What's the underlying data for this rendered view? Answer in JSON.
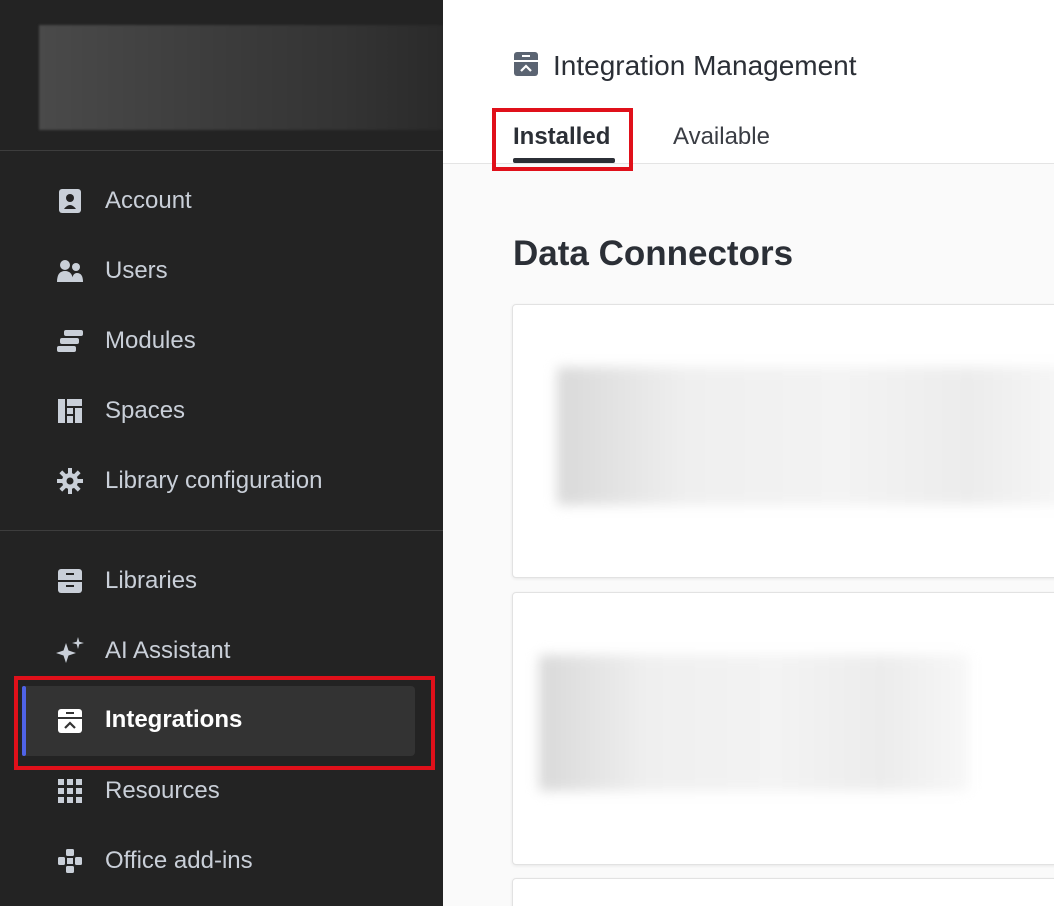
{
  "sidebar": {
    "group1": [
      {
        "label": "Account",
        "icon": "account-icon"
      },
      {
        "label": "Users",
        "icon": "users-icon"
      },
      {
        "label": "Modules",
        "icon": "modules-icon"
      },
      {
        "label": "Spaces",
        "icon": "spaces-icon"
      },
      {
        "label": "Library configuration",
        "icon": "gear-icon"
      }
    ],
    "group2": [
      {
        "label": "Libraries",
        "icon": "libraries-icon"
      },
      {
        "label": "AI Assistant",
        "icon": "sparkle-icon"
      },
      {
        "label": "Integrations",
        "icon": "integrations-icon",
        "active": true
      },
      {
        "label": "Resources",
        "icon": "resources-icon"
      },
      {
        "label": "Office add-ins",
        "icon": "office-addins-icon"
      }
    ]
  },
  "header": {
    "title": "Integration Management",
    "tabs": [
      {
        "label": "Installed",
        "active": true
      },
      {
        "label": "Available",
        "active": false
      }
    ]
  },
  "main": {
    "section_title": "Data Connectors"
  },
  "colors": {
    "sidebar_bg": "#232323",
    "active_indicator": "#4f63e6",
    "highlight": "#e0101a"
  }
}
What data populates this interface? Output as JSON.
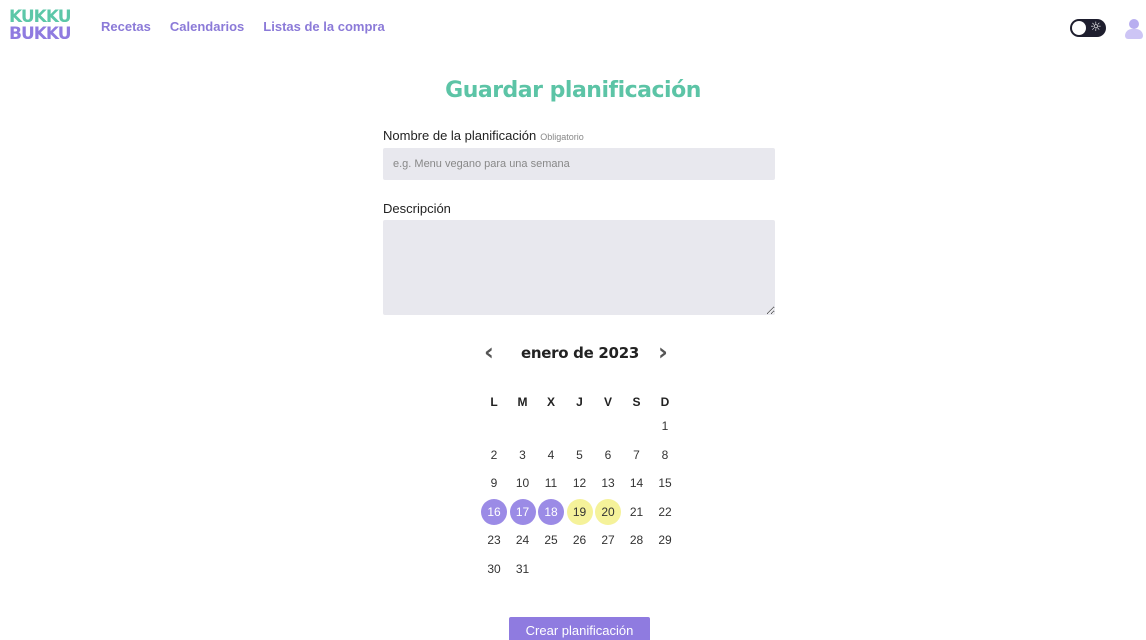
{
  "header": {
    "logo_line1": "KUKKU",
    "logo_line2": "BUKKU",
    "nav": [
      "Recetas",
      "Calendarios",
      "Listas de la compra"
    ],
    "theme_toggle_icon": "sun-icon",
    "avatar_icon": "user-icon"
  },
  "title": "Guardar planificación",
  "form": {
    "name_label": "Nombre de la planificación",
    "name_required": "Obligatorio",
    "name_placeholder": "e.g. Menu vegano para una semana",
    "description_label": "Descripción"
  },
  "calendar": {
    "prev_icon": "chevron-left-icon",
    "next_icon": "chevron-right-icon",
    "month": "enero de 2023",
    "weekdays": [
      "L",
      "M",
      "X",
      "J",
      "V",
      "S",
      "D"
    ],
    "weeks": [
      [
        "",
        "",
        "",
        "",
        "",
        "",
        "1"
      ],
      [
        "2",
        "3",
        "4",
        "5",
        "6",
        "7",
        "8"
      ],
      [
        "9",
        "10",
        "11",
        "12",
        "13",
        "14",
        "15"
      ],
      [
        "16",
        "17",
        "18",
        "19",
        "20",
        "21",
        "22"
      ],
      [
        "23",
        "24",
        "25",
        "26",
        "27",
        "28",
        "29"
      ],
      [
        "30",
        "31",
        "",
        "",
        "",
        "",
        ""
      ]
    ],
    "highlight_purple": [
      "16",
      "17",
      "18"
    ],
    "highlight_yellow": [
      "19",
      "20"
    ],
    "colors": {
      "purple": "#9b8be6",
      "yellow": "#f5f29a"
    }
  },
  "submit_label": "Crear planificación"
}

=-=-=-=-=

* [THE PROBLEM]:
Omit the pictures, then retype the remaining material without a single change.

* [ANSWER SECTION]:
What's the underlying data for this rendered view? Answer in JSON.
{
  "sidebar": {
    "group1": [
      {
        "label": "Account",
        "icon": "account-icon"
      },
      {
        "label": "Users",
        "icon": "users-icon"
      },
      {
        "label": "Modules",
        "icon": "modules-icon"
      },
      {
        "label": "Spaces",
        "icon": "spaces-icon"
      },
      {
        "label": "Library configuration",
        "icon": "gear-icon"
      }
    ],
    "group2": [
      {
        "label": "Libraries",
        "icon": "libraries-icon"
      },
      {
        "label": "AI Assistant",
        "icon": "sparkle-icon"
      },
      {
        "label": "Integrations",
        "icon": "integrations-icon",
        "active": true
      },
      {
        "label": "Resources",
        "icon": "resources-icon"
      },
      {
        "label": "Office add-ins",
        "icon": "office-addins-icon"
      }
    ]
  },
  "header": {
    "title": "Integration Management",
    "tabs": [
      {
        "label": "Installed",
        "active": true
      },
      {
        "label": "Available",
        "active": false
      }
    ]
  },
  "main": {
    "section_title": "Data Connectors"
  },
  "colors": {
    "sidebar_bg": "#232323",
    "active_indicator": "#4f63e6",
    "highlight": "#e0101a"
  }
}
What data populates this interface? Output as JSON.
{
  "header": {
    "logo_line1": "KUKKU",
    "logo_line2": "BUKKU",
    "nav": [
      "Recetas",
      "Calendarios",
      "Listas de la compra"
    ],
    "theme_toggle_icon": "sun-icon",
    "avatar_icon": "user-icon"
  },
  "title": "Guardar planificación",
  "form": {
    "name_label": "Nombre de la planificación",
    "name_required": "Obligatorio",
    "name_placeholder": "e.g. Menu vegano para una semana",
    "description_label": "Descripción"
  },
  "calendar": {
    "prev_icon": "chevron-left-icon",
    "next_icon": "chevron-right-icon",
    "month": "enero de 2023",
    "weekdays": [
      "L",
      "M",
      "X",
      "J",
      "V",
      "S",
      "D"
    ],
    "weeks": [
      [
        "",
        "",
        "",
        "",
        "",
        "",
        "1"
      ],
      [
        "2",
        "3",
        "4",
        "5",
        "6",
        "7",
        "8"
      ],
      [
        "9",
        "10",
        "11",
        "12",
        "13",
        "14",
        "15"
      ],
      [
        "16",
        "17",
        "18",
        "19",
        "20",
        "21",
        "22"
      ],
      [
        "23",
        "24",
        "25",
        "26",
        "27",
        "28",
        "29"
      ],
      [
        "30",
        "31",
        "",
        "",
        "",
        "",
        ""
      ]
    ],
    "highlight_purple": [
      "16",
      "17",
      "18"
    ],
    "highlight_yellow": [
      "19",
      "20"
    ],
    "colors": {
      "purple": "#9b8be6",
      "yellow": "#f5f29a"
    }
  },
  "submit_label": "Crear planificación"
}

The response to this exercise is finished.